Segment Open

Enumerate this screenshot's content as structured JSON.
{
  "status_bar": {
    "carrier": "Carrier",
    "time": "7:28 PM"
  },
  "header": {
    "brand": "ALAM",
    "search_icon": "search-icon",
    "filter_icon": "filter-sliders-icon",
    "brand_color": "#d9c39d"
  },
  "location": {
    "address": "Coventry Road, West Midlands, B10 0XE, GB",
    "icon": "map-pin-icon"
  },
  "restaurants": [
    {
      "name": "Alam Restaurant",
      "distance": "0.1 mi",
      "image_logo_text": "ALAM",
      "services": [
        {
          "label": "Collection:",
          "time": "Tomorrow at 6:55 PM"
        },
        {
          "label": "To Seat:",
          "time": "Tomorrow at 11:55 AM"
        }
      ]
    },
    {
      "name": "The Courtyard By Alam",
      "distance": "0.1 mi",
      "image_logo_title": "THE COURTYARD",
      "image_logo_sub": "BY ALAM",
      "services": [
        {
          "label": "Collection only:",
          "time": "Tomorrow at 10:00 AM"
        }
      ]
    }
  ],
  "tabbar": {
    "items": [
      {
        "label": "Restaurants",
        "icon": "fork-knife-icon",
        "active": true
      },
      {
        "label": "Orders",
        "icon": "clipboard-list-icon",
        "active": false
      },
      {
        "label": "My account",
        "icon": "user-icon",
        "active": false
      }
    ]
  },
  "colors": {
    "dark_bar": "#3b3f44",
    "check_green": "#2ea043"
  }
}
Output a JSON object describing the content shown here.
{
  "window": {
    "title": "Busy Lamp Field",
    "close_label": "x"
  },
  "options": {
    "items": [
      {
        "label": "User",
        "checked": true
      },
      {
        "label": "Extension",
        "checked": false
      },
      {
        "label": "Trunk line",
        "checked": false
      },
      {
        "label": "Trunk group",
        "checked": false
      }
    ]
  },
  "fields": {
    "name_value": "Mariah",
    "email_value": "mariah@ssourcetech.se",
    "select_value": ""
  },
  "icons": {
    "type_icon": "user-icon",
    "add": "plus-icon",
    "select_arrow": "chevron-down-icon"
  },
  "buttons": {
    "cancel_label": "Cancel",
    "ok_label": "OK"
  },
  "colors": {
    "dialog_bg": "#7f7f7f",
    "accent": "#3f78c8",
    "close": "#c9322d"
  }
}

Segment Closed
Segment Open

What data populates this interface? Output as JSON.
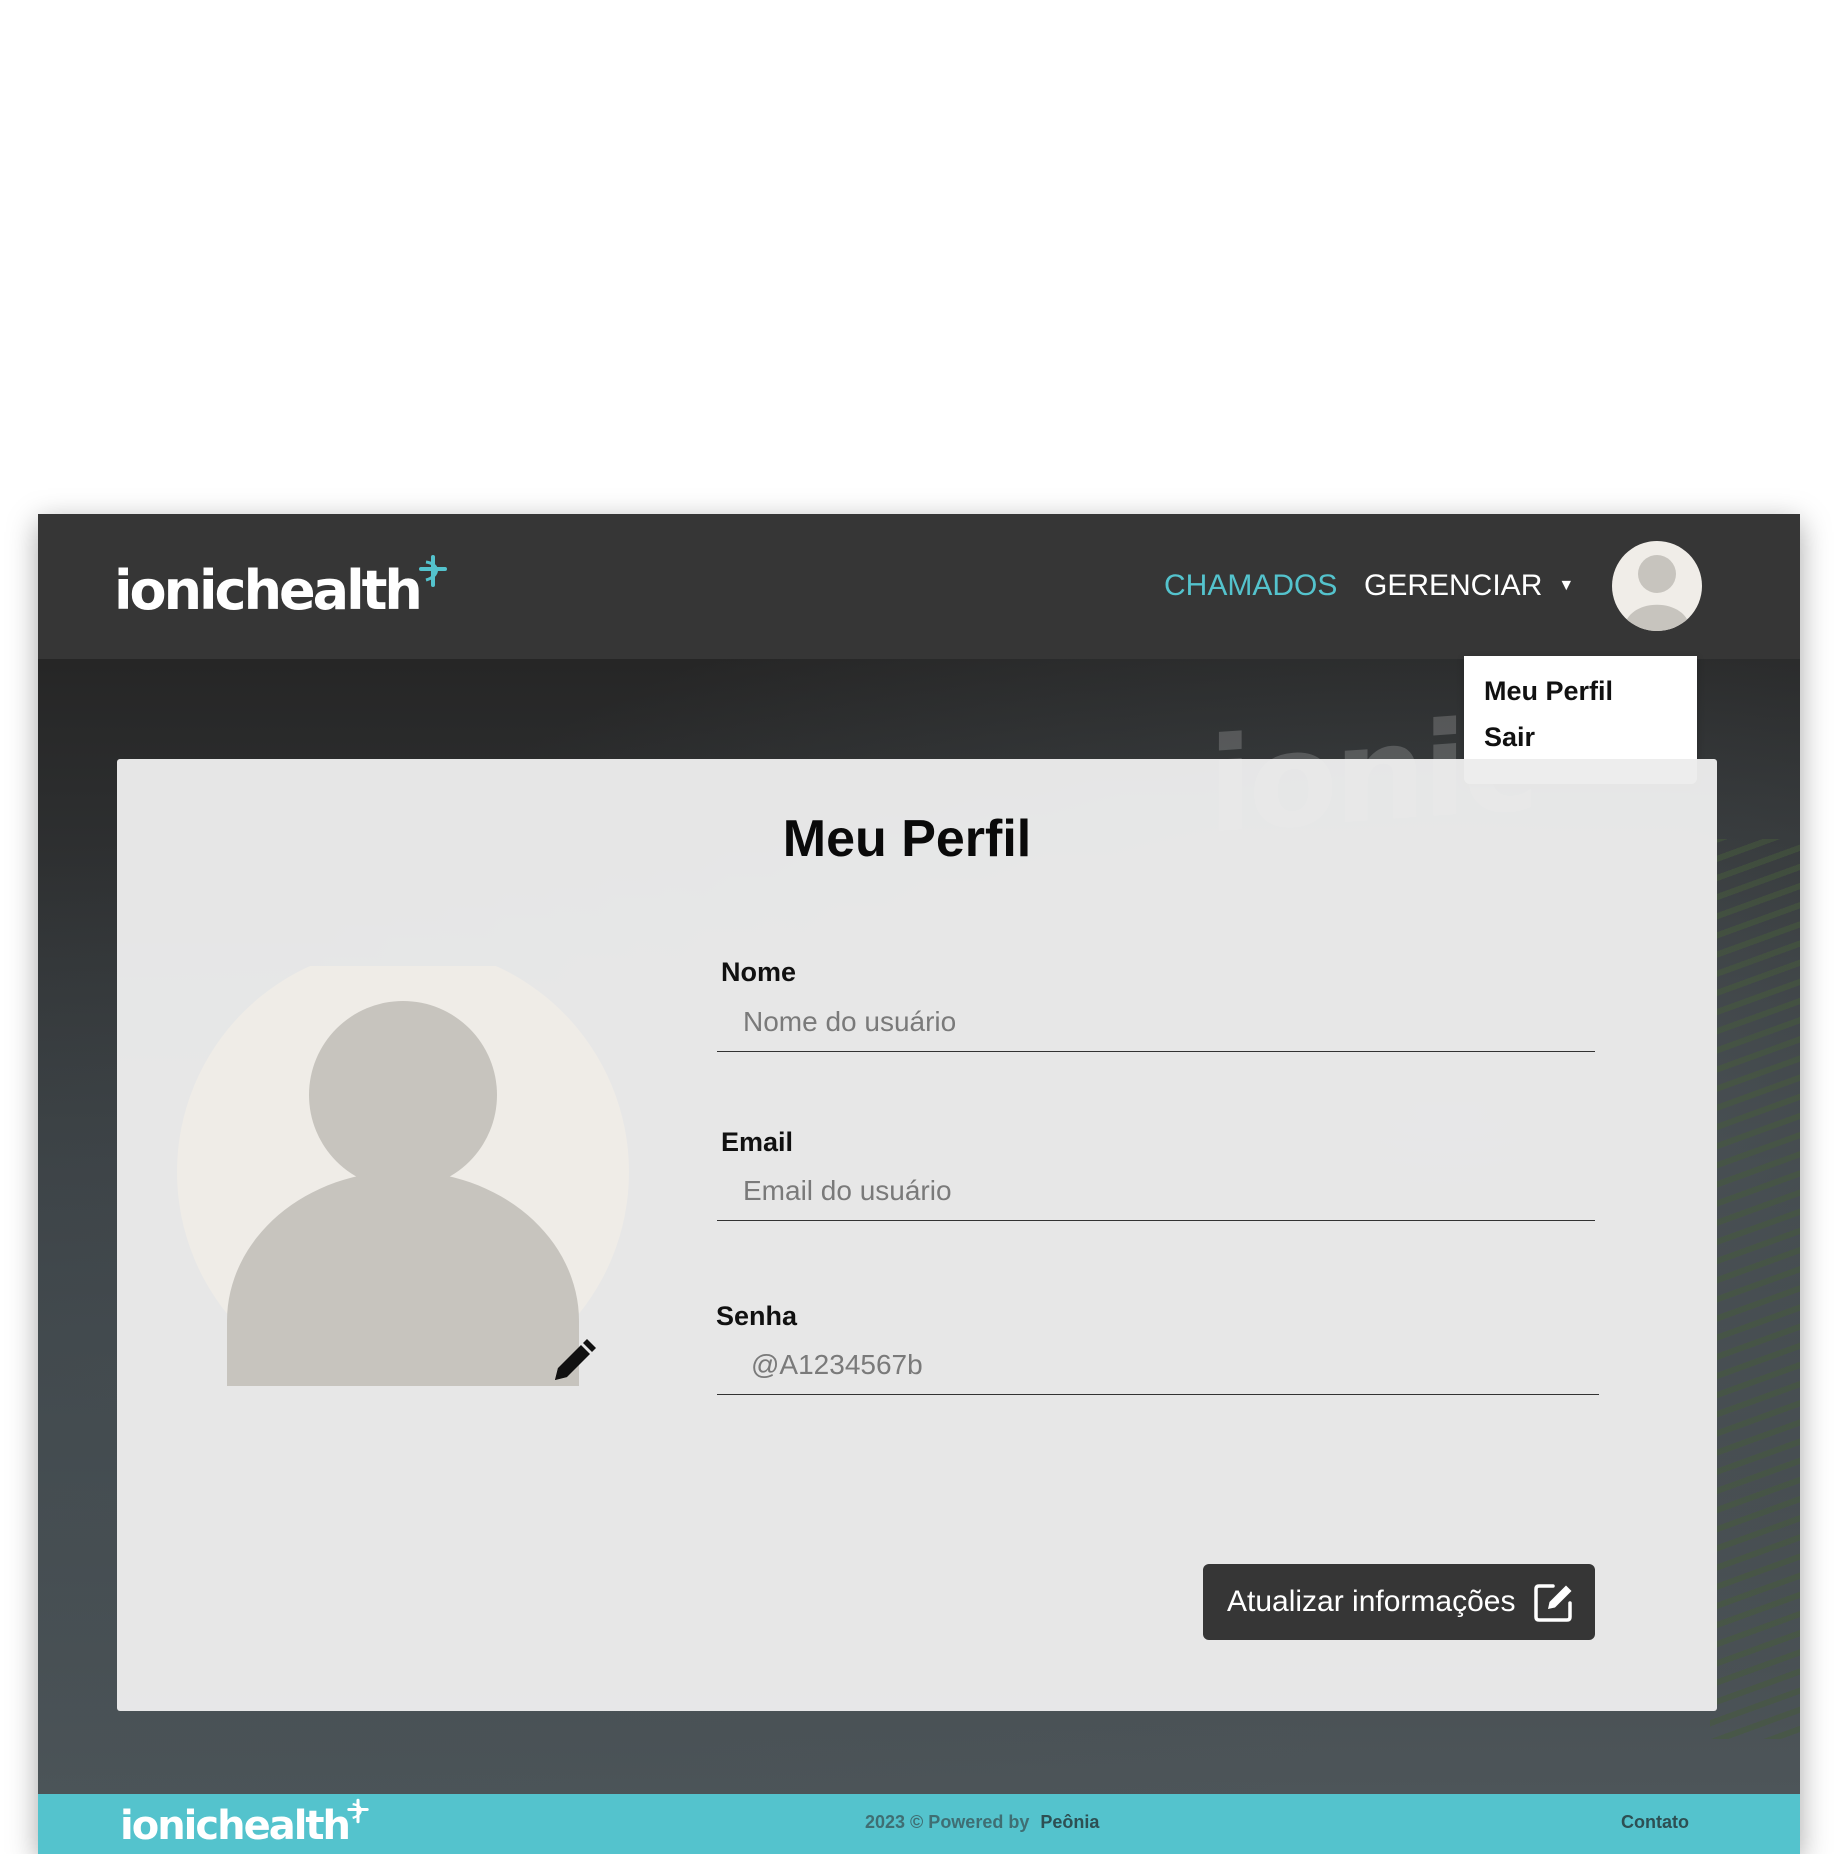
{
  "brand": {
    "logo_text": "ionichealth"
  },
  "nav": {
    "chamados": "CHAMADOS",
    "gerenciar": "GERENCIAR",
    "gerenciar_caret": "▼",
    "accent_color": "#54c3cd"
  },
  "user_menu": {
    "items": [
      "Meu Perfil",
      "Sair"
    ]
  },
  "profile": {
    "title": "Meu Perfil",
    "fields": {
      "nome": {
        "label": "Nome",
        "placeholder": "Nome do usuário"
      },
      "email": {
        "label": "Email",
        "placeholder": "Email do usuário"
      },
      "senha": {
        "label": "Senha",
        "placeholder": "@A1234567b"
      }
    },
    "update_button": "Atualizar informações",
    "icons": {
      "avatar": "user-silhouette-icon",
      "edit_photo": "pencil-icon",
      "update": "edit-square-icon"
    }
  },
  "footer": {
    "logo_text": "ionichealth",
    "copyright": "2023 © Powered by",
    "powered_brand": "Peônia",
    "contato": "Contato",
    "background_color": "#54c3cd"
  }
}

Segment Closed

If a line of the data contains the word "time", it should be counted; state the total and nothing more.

4